On February 10, the DOL released Field Assistance Bulletin 2009-01, which provides both guidance on the defined-benefit plan annual funding disclosure requirements mandated by the PPA as well as model notices that can be used to comply with these requirements. According to the bulletin, the annual funding notice requirements apply to plan years beginning on or after January 1, 2008, and plans generally must furnish funding notices no later than 120 days after the close of each plan year. As a result, for defined-benefit plans which operate on a calendar-year basis, the first annual funding notice must be provided no later than Thursday, April 30, 2009 (i.e., 120 days after the close of their 2008 plan year). The notices must be provided to the Pension Benefit Guaranty Corporation ("PBGC"), to each plan participant and beneficiary, to each labor organization representing such participants or beneficiaries, and, in the case of a multiemployer plan, to each employer that has an obligation to contribute to the plan. The notice must include, among other things, the plan's funding percentage, a statement of the value of the plan's assets and liabilities and a description of how the plan's assets are invested as of specific dates, and a description of the benefits under the plan that are eligible to be guaranteed by the PBGC. The bulletin contains two model notices (for single-employer plans and multiemployer plans) which the DOL has stated will satisfy the content requirements of section 101(f) of ERISA. The bulletin also contains additional language that can be used to provide transition data for years before the PPA required certain types of data to be calculated. Finally, the bulletin notes that plan administrators may add additional or explanatory information to a model if it is necessary or helpful to understanding the mandatory information and does not have the effect of misleading or misinforming participants.

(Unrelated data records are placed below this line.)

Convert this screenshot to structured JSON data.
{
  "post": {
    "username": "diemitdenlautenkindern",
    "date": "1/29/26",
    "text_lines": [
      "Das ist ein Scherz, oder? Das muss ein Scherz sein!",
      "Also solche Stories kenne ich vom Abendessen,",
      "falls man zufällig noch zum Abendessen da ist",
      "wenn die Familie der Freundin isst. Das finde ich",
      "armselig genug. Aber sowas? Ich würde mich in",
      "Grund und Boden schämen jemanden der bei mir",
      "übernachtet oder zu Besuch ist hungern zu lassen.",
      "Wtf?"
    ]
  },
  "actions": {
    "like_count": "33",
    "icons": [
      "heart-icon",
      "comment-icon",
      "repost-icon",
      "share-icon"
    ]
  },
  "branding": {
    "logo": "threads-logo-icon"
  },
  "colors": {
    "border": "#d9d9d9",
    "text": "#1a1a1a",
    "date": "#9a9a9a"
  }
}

If you have any questions about the COBRA changes made by ARRA, the DOL guidance on defined-benefit plan annual funding disclosures, or about any other employee benefits matter, please contact those listed below or your usual Crowell & Moring contact.
For more information, please contact the professional(s) listed below, or your regular Crowell & Moring contact.